The problem: Make an exact copy of every record that follows.
*** Input data Section Begins ***
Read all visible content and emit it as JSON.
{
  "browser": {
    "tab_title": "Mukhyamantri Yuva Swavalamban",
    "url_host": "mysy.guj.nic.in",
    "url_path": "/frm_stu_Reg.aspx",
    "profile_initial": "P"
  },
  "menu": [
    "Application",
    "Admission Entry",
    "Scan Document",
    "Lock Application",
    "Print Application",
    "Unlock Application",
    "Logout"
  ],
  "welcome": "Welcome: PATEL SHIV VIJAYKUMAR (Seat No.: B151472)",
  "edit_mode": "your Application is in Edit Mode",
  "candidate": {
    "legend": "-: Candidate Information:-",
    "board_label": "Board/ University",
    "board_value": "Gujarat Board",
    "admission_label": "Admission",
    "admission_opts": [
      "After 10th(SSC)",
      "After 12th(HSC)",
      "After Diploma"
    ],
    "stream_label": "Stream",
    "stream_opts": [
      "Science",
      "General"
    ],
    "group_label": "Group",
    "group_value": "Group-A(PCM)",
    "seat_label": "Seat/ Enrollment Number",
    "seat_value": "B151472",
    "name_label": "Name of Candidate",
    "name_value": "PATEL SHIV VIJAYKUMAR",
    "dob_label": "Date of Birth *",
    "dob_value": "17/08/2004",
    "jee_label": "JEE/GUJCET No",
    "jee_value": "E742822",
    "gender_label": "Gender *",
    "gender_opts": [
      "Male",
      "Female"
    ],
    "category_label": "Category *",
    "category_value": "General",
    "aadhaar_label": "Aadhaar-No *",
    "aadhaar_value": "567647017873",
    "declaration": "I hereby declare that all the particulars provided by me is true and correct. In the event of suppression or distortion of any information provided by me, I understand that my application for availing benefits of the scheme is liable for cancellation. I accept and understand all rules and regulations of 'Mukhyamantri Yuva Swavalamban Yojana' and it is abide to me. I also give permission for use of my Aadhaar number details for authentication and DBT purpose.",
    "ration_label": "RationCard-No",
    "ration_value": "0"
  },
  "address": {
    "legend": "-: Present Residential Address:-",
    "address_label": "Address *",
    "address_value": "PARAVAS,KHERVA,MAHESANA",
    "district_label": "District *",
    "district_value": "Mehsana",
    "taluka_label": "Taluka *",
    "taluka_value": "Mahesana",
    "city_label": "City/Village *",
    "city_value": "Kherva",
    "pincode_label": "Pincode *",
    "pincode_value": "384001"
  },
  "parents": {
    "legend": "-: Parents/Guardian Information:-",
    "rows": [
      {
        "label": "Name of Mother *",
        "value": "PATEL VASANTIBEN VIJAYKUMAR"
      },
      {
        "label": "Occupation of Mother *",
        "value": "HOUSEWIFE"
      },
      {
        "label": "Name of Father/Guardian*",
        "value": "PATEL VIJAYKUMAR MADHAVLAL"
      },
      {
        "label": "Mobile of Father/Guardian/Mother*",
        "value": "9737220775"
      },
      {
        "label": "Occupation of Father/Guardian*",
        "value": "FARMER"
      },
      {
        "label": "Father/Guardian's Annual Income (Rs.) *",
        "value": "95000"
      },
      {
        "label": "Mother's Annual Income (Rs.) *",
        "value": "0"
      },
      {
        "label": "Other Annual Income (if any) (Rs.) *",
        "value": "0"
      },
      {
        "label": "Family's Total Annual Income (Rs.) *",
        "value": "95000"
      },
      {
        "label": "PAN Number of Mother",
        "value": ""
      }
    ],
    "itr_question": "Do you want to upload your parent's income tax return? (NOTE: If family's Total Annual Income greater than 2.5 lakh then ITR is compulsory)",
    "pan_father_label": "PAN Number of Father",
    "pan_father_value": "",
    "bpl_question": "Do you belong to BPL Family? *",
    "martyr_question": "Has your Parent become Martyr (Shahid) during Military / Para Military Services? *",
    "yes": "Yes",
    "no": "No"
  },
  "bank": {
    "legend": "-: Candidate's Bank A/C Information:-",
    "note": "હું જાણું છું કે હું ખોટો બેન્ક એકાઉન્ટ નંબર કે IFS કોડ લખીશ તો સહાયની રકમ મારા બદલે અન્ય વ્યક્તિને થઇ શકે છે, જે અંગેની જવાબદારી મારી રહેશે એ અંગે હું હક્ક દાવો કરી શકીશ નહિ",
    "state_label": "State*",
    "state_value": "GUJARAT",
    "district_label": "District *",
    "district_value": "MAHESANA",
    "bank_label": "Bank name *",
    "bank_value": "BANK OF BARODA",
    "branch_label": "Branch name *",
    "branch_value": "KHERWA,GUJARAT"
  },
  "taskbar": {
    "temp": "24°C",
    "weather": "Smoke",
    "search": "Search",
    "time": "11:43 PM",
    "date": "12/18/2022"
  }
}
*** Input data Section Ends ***
Result below:
Read all visible content and emit it as JSON.
{
  "browser": {
    "tab_title": "Mukhyamantri Yuva Swavalamban",
    "url_host": "mysy.guj.nic.in",
    "url_path": "/frm_stu_Reg.aspx",
    "profile_initial": "P"
  },
  "menu": [
    "Application",
    "Admission Entry",
    "Scan Document",
    "Lock Application",
    "Print Application",
    "Unlock Application",
    "Logout"
  ],
  "welcome": "Welcome: PATEL SHIV VIJAYKUMAR (Seat No.: B151472)",
  "edit_mode": "your Application is in Edit Mode",
  "candidate": {
    "legend": "-: Candidate Information:-",
    "board_label": "Board/ University",
    "board_value": "Gujarat Board",
    "admission_label": "Admission",
    "admission_opts": [
      "After 10th(SSC)",
      "After 12th(HSC)",
      "After Diploma"
    ],
    "stream_label": "Stream",
    "stream_opts": [
      "Science",
      "General"
    ],
    "group_label": "Group",
    "group_value": "Group-A(PCM)",
    "seat_label": "Seat/ Enrollment Number",
    "seat_value": "B151472",
    "name_label": "Name of Candidate",
    "name_value": "PATEL SHIV VIJAYKUMAR",
    "dob_label": "Date of Birth *",
    "dob_value": "17/08/2004",
    "jee_label": "JEE/GUJCET No",
    "jee_value": "E742822",
    "gender_label": "Gender *",
    "gender_opts": [
      "Male",
      "Female"
    ],
    "category_label": "Category *",
    "category_value": "General",
    "aadhaar_label": "Aadhaar-No *",
    "aadhaar_value": "567647017873",
    "declaration": "I hereby declare that all the particulars provided by me is true and correct. In the event of suppression or distortion of any information provided by me, I understand that my application for availing benefits of the scheme is liable for cancellation. I accept and understand all rules and regulations of 'Mukhyamantri Yuva Swavalamban Yojana' and it is abide to me. I also give permission for use of my Aadhaar number details for authentication and DBT purpose.",
    "ration_label": "RationCard-No",
    "ration_value": "0"
  },
  "address": {
    "legend": "-: Present Residential Address:-",
    "address_label": "Address *",
    "address_value": "PARAVAS,KHERVA,MAHESANA",
    "district_label": "District *",
    "district_value": "Mehsana",
    "taluka_label": "Taluka *",
    "taluka_value": "Mahesana",
    "city_label": "City/Village *",
    "city_value": "Kherva",
    "pincode_label": "Pincode *",
    "pincode_value": "384001"
  },
  "parents": {
    "legend": "-: Parents/Guardian Information:-",
    "rows": [
      {
        "label": "Name of Mother *",
        "value": "PATEL VASANTIBEN VIJAYKUMAR"
      },
      {
        "label": "Occupation of Mother *",
        "value": "HOUSEWIFE"
      },
      {
        "label": "Name of Father/Guardian*",
        "value": "PATEL VIJAYKUMAR MADHAVLAL"
      },
      {
        "label": "Mobile of Father/Guardian/Mother*",
        "value": "9737220775"
      },
      {
        "label": "Occupation of Father/Guardian*",
        "value": "FARMER"
      },
      {
        "label": "Father/Guardian's Annual Income (Rs.) *",
        "value": "95000"
      },
      {
        "label": "Mother's Annual Income (Rs.) *",
        "value": "0"
      },
      {
        "label": "Other Annual Income (if any) (Rs.) *",
        "value": "0"
      },
      {
        "label": "Family's Total Annual Income (Rs.) *",
        "value": "95000"
      },
      {
        "label": "PAN Number of Mother",
        "value": ""
      }
    ],
    "itr_question": "Do you want to upload your parent's income tax return? (NOTE: If family's Total Annual Income greater than 2.5 lakh then ITR is compulsory)",
    "pan_father_label": "PAN Number of Father",
    "pan_father_value": "",
    "bpl_question": "Do you belong to BPL Family? *",
    "martyr_question": "Has your Parent become Martyr (Shahid) during Military / Para Military Services? *",
    "yes": "Yes",
    "no": "No"
  },
  "bank": {
    "legend": "-: Candidate's Bank A/C Information:-",
    "note": "હું જાણું છું કે હું ખોટો બેન્ક એકાઉન્ટ નંબર કે IFS કોડ લખીશ તો સહાયની રકમ મારા બદલે અન્ય વ્યક્તિને થઇ શકે છે, જે અંગેની જવાબદારી મારી રહેશે એ અંગે હું હક્ક દાવો કરી શકીશ નહિ",
    "state_label": "State*",
    "state_value": "GUJARAT",
    "district_label": "District *",
    "district_value": "MAHESANA",
    "bank_label": "Bank name *",
    "bank_value": "BANK OF BARODA",
    "branch_label": "Branch name *",
    "branch_value": "KHERWA,GUJARAT"
  },
  "taskbar": {
    "temp": "24°C",
    "weather": "Smoke",
    "search": "Search",
    "time": "11:43 PM",
    "date": "12/18/2022"
  }
}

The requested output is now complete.